The “Monitoring the Future” (MTF) survey is used to measure drug, cigarette, and alcohol use and related habits among adolescent students nationwide in America. The survey has some disturbing figures on substance use by the young Americans. For example, marijuana use progressively increases from grade 8 to grade 12 students. Studies show certain interesting trends where marijuana use has surpassed cigarette smoking. A case in point is 2010, where the survey shows that 21.4% of high school seniors used marijuana in the past 30 days compared to 19.2% who smoked cigarettes. The same survey shows that abuse of prescription and over-the-counter drugs is at percentages of between 6% and 9%, while among the grade 8 students, the rate of use is at between 2% and 3% (Aue, 2006).
Implications of Drug Use among Young People
Drug abuse has many health and social effects, especially when done by the young people in the society. As indicated above, health problems may include decreased brain activity, lack of alertness, dependency, and, in more serious cases, heart attack, stroke, and even death. Considering that adolescence is a stage at which many youngsters are still in school, use of substances may affect school performance due to its effect on brain activity with resulting poor school grades. This, in effect, lowers the ability of the individual to optimize his or her potential often leading to failure in life. Poor health, as a result of substance use, may affect the growth and development of a young individual’s body and brain. This would lead to poor personal performance in life or even an early death (Musto, 2002).

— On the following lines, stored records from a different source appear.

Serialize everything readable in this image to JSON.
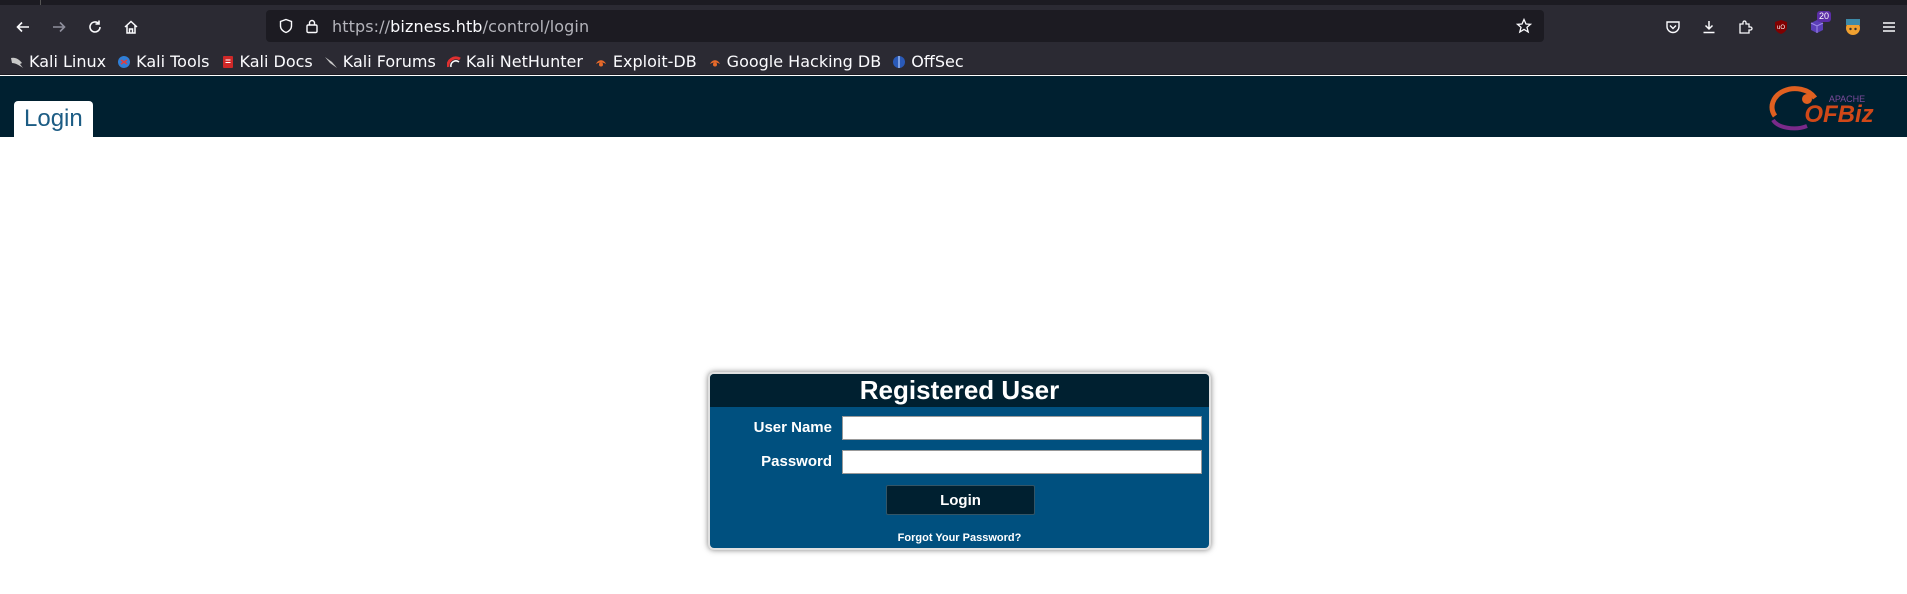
{
  "browser": {
    "url_prefix": "https://",
    "url_domain": "bizness.htb",
    "url_path": "/control/login",
    "extension_badge": "20",
    "bookmarks": [
      {
        "label": "Kali Linux",
        "icon": "kali-dragon-icon"
      },
      {
        "label": "Kali Tools",
        "icon": "kali-tools-icon"
      },
      {
        "label": "Kali Docs",
        "icon": "kali-docs-icon"
      },
      {
        "label": "Kali Forums",
        "icon": "kali-forums-icon"
      },
      {
        "label": "Kali NetHunter",
        "icon": "nethunter-icon"
      },
      {
        "label": "Exploit-DB",
        "icon": "exploitdb-icon"
      },
      {
        "label": "Google Hacking DB",
        "icon": "ghdb-icon"
      },
      {
        "label": "OffSec",
        "icon": "offsec-icon"
      }
    ]
  },
  "app": {
    "tab_label": "Login",
    "logo_text": "OFBiz",
    "logo_sub": "APACHE"
  },
  "login": {
    "title": "Registered User",
    "username_label": "User Name",
    "username_value": "",
    "password_label": "Password",
    "password_value": "",
    "submit_label": "Login",
    "forgot_label": "Forgot Your Password?"
  },
  "colors": {
    "header_bg": "#002030",
    "box_bg": "#00507f",
    "tab_text": "#1c5c84"
  }
}
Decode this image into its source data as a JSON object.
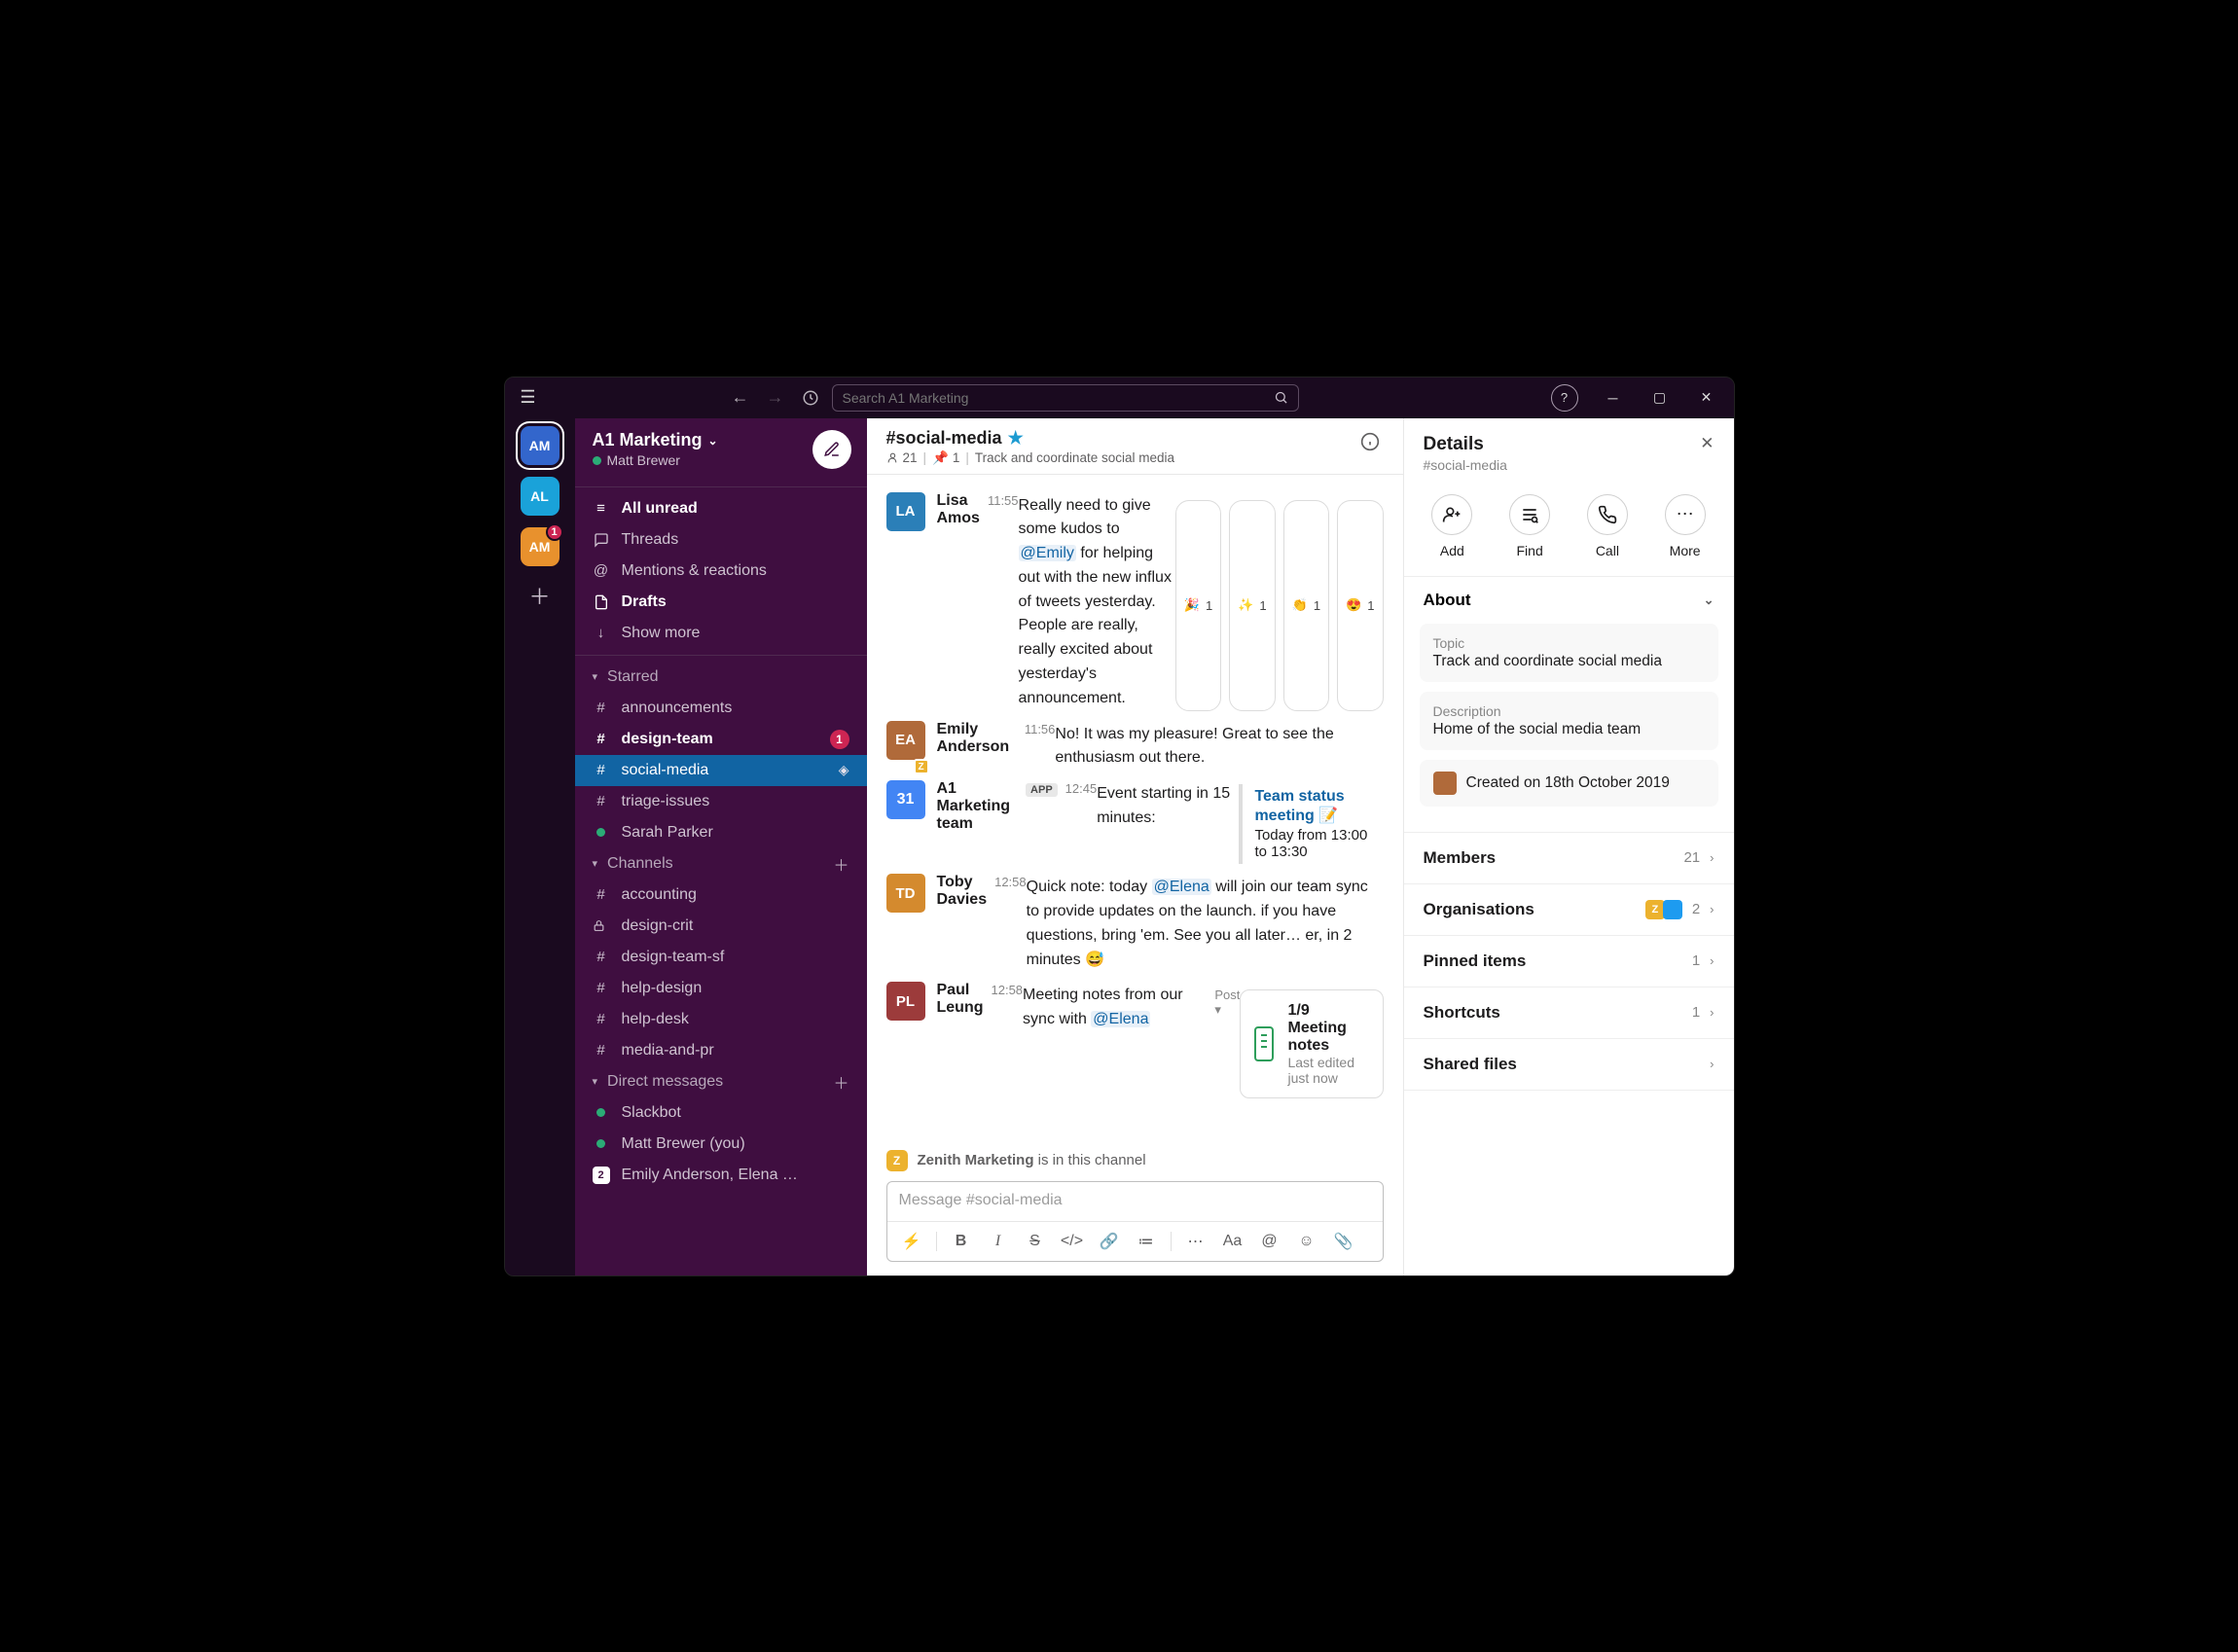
{
  "search_placeholder": "Search A1 Marketing",
  "workspaces": [
    {
      "id": "am",
      "initials": "AM",
      "color": "#3366cc",
      "active": true
    },
    {
      "id": "al",
      "initials": "AL",
      "color": "#1aa2d9"
    },
    {
      "id": "am2",
      "initials": "AM",
      "color": "#e8912d",
      "badge": "1"
    }
  ],
  "workspace": {
    "name": "A1 Marketing",
    "user_name": "Matt Brewer"
  },
  "nav": {
    "all_unread": "All unread",
    "threads": "Threads",
    "mentions": "Mentions & reactions",
    "drafts": "Drafts",
    "show_more": "Show more"
  },
  "sections": {
    "starred": "Starred",
    "channels": "Channels",
    "dms": "Direct messages"
  },
  "starred": [
    {
      "name": "announcements",
      "prefix": "#"
    },
    {
      "name": "design-team",
      "prefix": "#",
      "bold": true,
      "badge": "1"
    },
    {
      "name": "social-media",
      "prefix": "#",
      "active": true
    },
    {
      "name": "triage-issues",
      "prefix": "#"
    },
    {
      "name": "Sarah Parker",
      "prefix": "●",
      "presence": true
    }
  ],
  "channels": [
    {
      "name": "accounting",
      "prefix": "#"
    },
    {
      "name": "design-crit",
      "prefix": "lock"
    },
    {
      "name": "design-team-sf",
      "prefix": "#"
    },
    {
      "name": "help-design",
      "prefix": "#"
    },
    {
      "name": "help-desk",
      "prefix": "#"
    },
    {
      "name": "media-and-pr",
      "prefix": "#"
    }
  ],
  "dms": [
    {
      "name": "Slackbot",
      "presence": true
    },
    {
      "name": "Matt Brewer (you)",
      "presence": true
    },
    {
      "name": "Emily Anderson, Elena …",
      "count": "2"
    }
  ],
  "channel_header": {
    "name": "#social-media",
    "members": "21",
    "pins": "1",
    "topic": "Track and coordinate social media"
  },
  "messages": [
    {
      "author": "Lisa Amos",
      "ts": "11:55",
      "avatar_color": "#2b7fb8",
      "avatar_text": "LA",
      "text_pre": "Really need to give some kudos to ",
      "mention": "@Emily",
      "text_post": " for helping out with the new influx of tweets yesterday. People are really, really excited about yesterday's announcement.",
      "reactions": [
        {
          "e": "🎉",
          "n": "1"
        },
        {
          "e": "✨",
          "n": "1"
        },
        {
          "e": "👏",
          "n": "1"
        },
        {
          "e": "😍",
          "n": "1"
        }
      ]
    },
    {
      "author": "Emily Anderson",
      "ts": "11:56",
      "avatar_color": "#b06a3a",
      "avatar_text": "EA",
      "z": true,
      "text": "No! It was my pleasure! Great to see the enthusiasm out there."
    },
    {
      "author": "A1 Marketing team",
      "ts": "12:45",
      "app": true,
      "avatar_color": "#4285f4",
      "avatar_text": "31",
      "intro": "Event starting in 15 minutes:",
      "event_title": "Team status meeting 📝",
      "event_sub": "Today from 13:00 to 13:30"
    },
    {
      "author": "Toby Davies",
      "ts": "12:58",
      "avatar_color": "#d48a2e",
      "avatar_text": "TD",
      "text_pre": "Quick note: today ",
      "mention": "@Elena",
      "text_post": " will join our team sync to provide updates on the launch. if you have questions, bring 'em. See you all later… er, in 2 minutes 😅"
    },
    {
      "author": "Paul Leung",
      "ts": "12:58",
      "avatar_color": "#9c3b3b",
      "avatar_text": "PL",
      "text_pre": "Meeting notes from our sync with ",
      "mention": "@Elena",
      "text_post": "",
      "post_label": "Post ▾",
      "doc_title": "1/9 Meeting notes",
      "doc_sub": "Last edited just now"
    }
  ],
  "org_notice": {
    "org": "Zenith Marketing",
    "suffix": " is in this channel"
  },
  "composer": {
    "placeholder": "Message #social-media",
    "app_label": "APP"
  },
  "details": {
    "title": "Details",
    "sub": "#social-media",
    "actions": {
      "add": "Add",
      "find": "Find",
      "call": "Call",
      "more": "More"
    },
    "about_title": "About",
    "topic_label": "Topic",
    "topic_value": "Track and coordinate social media",
    "desc_label": "Description",
    "desc_value": "Home of the social media team",
    "created": "Created on 18th October 2019",
    "rows": {
      "members": {
        "label": "Members",
        "count": "21"
      },
      "orgs": {
        "label": "Organisations",
        "count": "2"
      },
      "pinned": {
        "label": "Pinned items",
        "count": "1"
      },
      "shortcuts": {
        "label": "Shortcuts",
        "count": "1"
      },
      "files": {
        "label": "Shared files"
      }
    }
  }
}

Studies have also shown that chances of addiction and dependence on drugs for younger people are higher than for older people. Therefore, once introduced into drugs, young people are more likely to get hooked for a longer time with the risk of suffering the after effects being higher than for other people. Many young people using drugs are also known to end up with behavioral and emotional problems that may lead to suicidal thoughts, violence, and depression. In fact, close to 34% of all teens treated for depression in America reported having abused drugs at some point in life. Drug related violence can lead to destruction of property, injuries, imprisonments, and deaths to both, the users and innocent society members.
Getting drugs costs money. Most youngsters still in school normally do not have a reliable or sustainable source of money to buy these drugs. To get drugs, young people may result into social crimes like stealing or running errands for drug peddlers. The implications of these criminal behaviors are an unsafe society and unproductive members, among others. Adolescents using drugs tend to engage in sex earlier. They have a higher probability of engaging in unprotected sex with strangers than other young people. This can cause unwanted pregnancies, vulnerability to sexual assault, and sexually transmitted diseases, including HIV/AIDS. Use of drugs at an early age may also lead to other effects that include brain damage. This can cause mental disorders, amnesia, learning disabilities, and impaired reasoning. Other effects may include permanent damage to the brain and the central nervous system (Nelson, 2011).
Drug abuse is a social problem. It is, therefore, necessary to treat it so, rather than using punishment like imprisonment to those who engage in the habit. Punishment is a retrogressive way of dealing with this problem. Treatment can be done best through several ways that include:
Behavioral Treatments. These include: cognitive therapies that help substance users cope and acquire right decision-making skills, and management therapies that enhance and promote behavioral changes like abstinence from using drugs. Others are motivational therapies aimed at motivating participation in both, treatment and non–drug-related activities (Bennet et al., 1998).
Community Based Interventions. These are both, preventive and treatment oriented. Community intervention groups help in imparting the right knowledge to the young people on the dangers and effects of drug abuse and how best to wean oneself out of the habit.
Effective treatment and post treatment care helps in effectively eradicating addiction followed by effective follow-up care to avoid relapsing back into the habit.